While Jake Smith’s recent 24-mile trek through the streets of Manteno was, for all intents and purposes, a solo endeavor, the mental health advocate is quick to point out nothing about the life-altering experience was done in solitude.
Smith had been planning a community walk for September, which happens to be National Suicide Prevention and Awareness Month, but COVID-19 made a gathering of any sizable amount next to impossible.
“With COVID going on, and all the restrictions, I didn’t want to take any chances,” Smith said. “But I still felt motivated — I wanted to do something, even if it was on my own.”
Once the decision was made, Smith said one piece of the puzzle came together after another.
“Never have I organized my own walk before for something like this,” he said. “It had been in the back of my mind, and finally I decided to just act on it.”
When he laced up his walking shoes and put on his athletic attire for what turned out to be an 8 hour and 20 minute marathon on Sept. 13, Smith said he aspired to provide an outward symbol of working through mental illness — weathering the pain and persevering, one step at a time.
As he ventured out on the trek early that late summer Sunday morning, Smith said he was pleasantly surprised by the acknowledgement he received through all corners of the community. At times, participants intermittently joined him on his journey through Manteno.
“(Supporters) would honk when they’d drive by or acknowledge me when they were at their house or in their driveway,” Smith said. “A lot of people waved at me and said, ‘Hey, Jake, I support you.’ They knew who I was. It amazed me that people were aware of my walk and what was going on and what I was walking for.”
For Smith, advocating for mental health awareness is a cause that hits very close to home. The Manteno resident frequently speaks openly about his own struggles with mental illness, which includes bouts of severe depression and anxiety.
While opening up about an affliction and exposing vulnerability can be challenging, Smith said he has felt a calling to do so because he wants others in similar circumstances to know they are not in isolation.
By removing the cloak of mystery around mental illness, Smith said he also wants the broader community to know the condition is more than skin deep.

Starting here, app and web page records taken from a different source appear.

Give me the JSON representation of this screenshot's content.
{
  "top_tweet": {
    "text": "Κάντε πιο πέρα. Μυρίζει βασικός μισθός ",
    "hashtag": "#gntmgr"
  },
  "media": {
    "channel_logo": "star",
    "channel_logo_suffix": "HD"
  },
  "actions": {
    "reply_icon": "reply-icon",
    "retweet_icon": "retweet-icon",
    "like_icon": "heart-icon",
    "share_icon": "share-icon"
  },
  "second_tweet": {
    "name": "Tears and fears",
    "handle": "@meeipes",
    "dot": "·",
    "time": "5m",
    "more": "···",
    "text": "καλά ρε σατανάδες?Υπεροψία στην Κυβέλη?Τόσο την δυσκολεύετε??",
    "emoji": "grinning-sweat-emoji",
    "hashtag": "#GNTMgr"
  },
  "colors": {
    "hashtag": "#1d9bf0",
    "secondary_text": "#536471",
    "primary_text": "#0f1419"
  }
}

“It’s perfectly OK to not be OK,” Smith said. “There are more people out there struggling than you think. They could be your happy friends. It can be your friends that are talking all the time. It can be your family members, it can be your neighbor, it can be your best friend. Nobody’s alone.”
The walk might be behind him, but Smith said his advocacy for mental health is far from over. He is using a number of mechanisms — including social media channels — to build community. One of his most visible efforts is a Facebook page: Manteno Community Public Mental Health Support Group.
Smith regularly takes to the page to share bits of wisdom and inspiration as he continues his own journey.
On Sept. 22, for instance, he wrote, “If you’re reading this, you have lived to see another day. Another opportunity to improve yourself. Keep it up. I’m proud of you. Do something great today. Keep #Winning; Stay #HumbleAndKind.”
“I want to continue getting the word out there, advocating and providing daily reminders or a daily motivation type of thing,” Smith said. “It’s important to continue to talk about mental health and keep the subject going when I’m not walking for it. It’s all about starting conversations — that community engagement.”
In a year filled with so many challenges, Smith said he is glad he took a leap of faith and embarked on the 24-mile trek.
“The community noticed and they realized mental health and suicide awareness are finally being prioritized around here,” he said. “It really stuck with people.”
If all goes as planned, Smith said his goal is to make the mental health walk an annual tradition in Manteno.
“Hopefully, in the future, there will be a walk through town with several members throughout the area,” he said. “I’m working on trying to get shirts made with a group name on it, so that’s one way of advertising the group. People can support the group and get the word out that way.”
All of the efforts, he said, are a reminder no one is suffering in solitude. Instead, as he puts it, the overtures are “a way of normalizing mental health.”